Yeah, right. Just about every cookbook I own has a recipe for a “perfect pound cake”. So what. But what sets Corriher’s apart is that she adapted hers from four other perfect pound cake recipes.
She found that recipes taken from a relative, her step-daughter’s friend’s mother, and two from professional bakers – who all proclaim their recipe is “the best” – are essentially the same! Is your heart beating faster now? Mine sure did.
They all have 3 cups flour, about 3 cups sugar, 1-1/2 to 1-3/4 cups fat, 5 or 6 eggs, under a teaspoon of leavening, 2 to 3 teaspoons flavouring, and 1 cup liquid. Each recipe uses a different liquid – sour cream, buttermilk, heavy cream, milk.
So what happened was, she tweaked the recipe here and there – like substituting some butter with veg shortening, substituting some flour with potato starch, adding a bit of canola oil, egg yolks, and whipped cream – to create this suped-up, super-charged pound cake that’s ultra sweet and moist.
Is your jaw on the floor yet? Are you convulsing at the thought of finally sinking your teeth into the ultimate pound cake? Crawling out the door to get a copy of this book?
Well, of course I had to give this recipe a try. And my verdict? It’s okay only lah.
First, Corriher has a notoriously sweet tooth so one bite of this cake could send you straight to NKF (National Kidney Foundation). And, true, it is quite moist. But still, it doesn’t quite hit the spot for me. If this is the great American pound cake, I ain’t going to America.
My perfect pound cake is one that has big holes in it. It glistens from an unearthly amount of butter added in, it’s not too sweet, and it springs back when I bite.
In short, my perfect pound is the one I grew up eating, brought home by mum from some ching-cheong bakery in the neighbourhood market. Don’t need no fancy-schmantzy canola oil or whipped cream.
I recently had a taste of it when my colleague Pat made her signature butter cake and gave me a slice at work. Believe you me, I begged her for the recipe even if it meant organising the dreaded office party for her for the next 10 years.
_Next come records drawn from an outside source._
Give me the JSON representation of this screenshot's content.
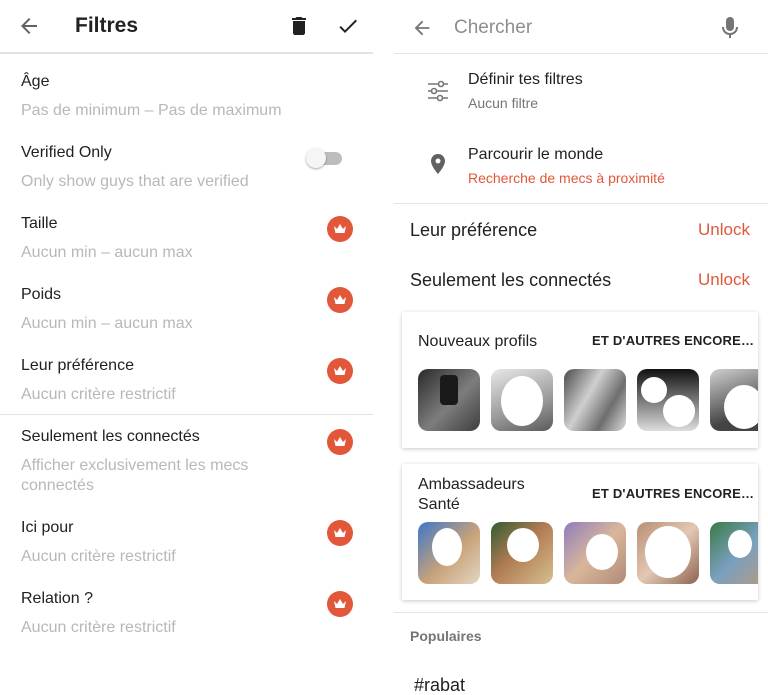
{
  "colors": {
    "accent": "#e2573a",
    "muted_text": "#b8b8b8",
    "divider": "#e4e4e4"
  },
  "filters": {
    "title": "Filtres",
    "icons": {
      "back": "arrow-back-icon",
      "delete": "trash-icon",
      "confirm": "check-icon"
    },
    "rows": [
      {
        "label": "Âge",
        "value": "Pas de minimum – Pas de maximum"
      },
      {
        "label": "Verified Only",
        "value": "Only show guys that are verified",
        "toggle": false
      },
      {
        "label": "Taille",
        "value": "Aucun min – aucun max",
        "premium": true
      },
      {
        "label": "Poids",
        "value": "Aucun min – aucun max",
        "premium": true
      },
      {
        "label": "Leur préférence",
        "value": "Aucun critère restrictif",
        "premium": true
      },
      {
        "label": "Seulement les connectés",
        "value": "Afficher exclusivement les mecs connectés",
        "premium": true
      },
      {
        "label": "Ici pour",
        "value": "Aucun critère restrictif",
        "premium": true
      },
      {
        "label": "Relation ?",
        "value": "Aucun critère restrictif",
        "premium": true
      }
    ]
  },
  "search": {
    "placeholder": "Chercher",
    "icons": {
      "back": "arrow-back-icon",
      "voice": "microphone-icon"
    },
    "options": [
      {
        "title": "Définir tes filtres",
        "subtitle": "Aucun filtre",
        "icon": "sliders-icon"
      },
      {
        "title": "Parcourir le monde",
        "subtitle": "Recherche de mecs à proximité",
        "icon": "location-pin-icon"
      }
    ],
    "premium_rows": [
      {
        "label": "Leur préférence",
        "action": "Unlock"
      },
      {
        "label": "Seulement les connectés",
        "action": "Unlock"
      }
    ],
    "cards": [
      {
        "title": "Nouveaux profils",
        "more": "ET D'AUTRES ENCORE…",
        "thumb_count": 5
      },
      {
        "title": "Ambassadeurs Santé",
        "more": "ET D'AUTRES ENCORE…",
        "thumb_count": 5
      }
    ],
    "section_title": "Populaires",
    "tags": [
      "#rabat"
    ]
  }
}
The tragic thing is, even she can’t get it right all the time – something about not creaming it too long or the texture will be dense. Well, I’ve tried the recipe three times – by varying oven temperature and amount of baking powder – and they all bombed.
But one day, world, I’m gonna get there. And then I’m gonna call it the great Singapore pound cake.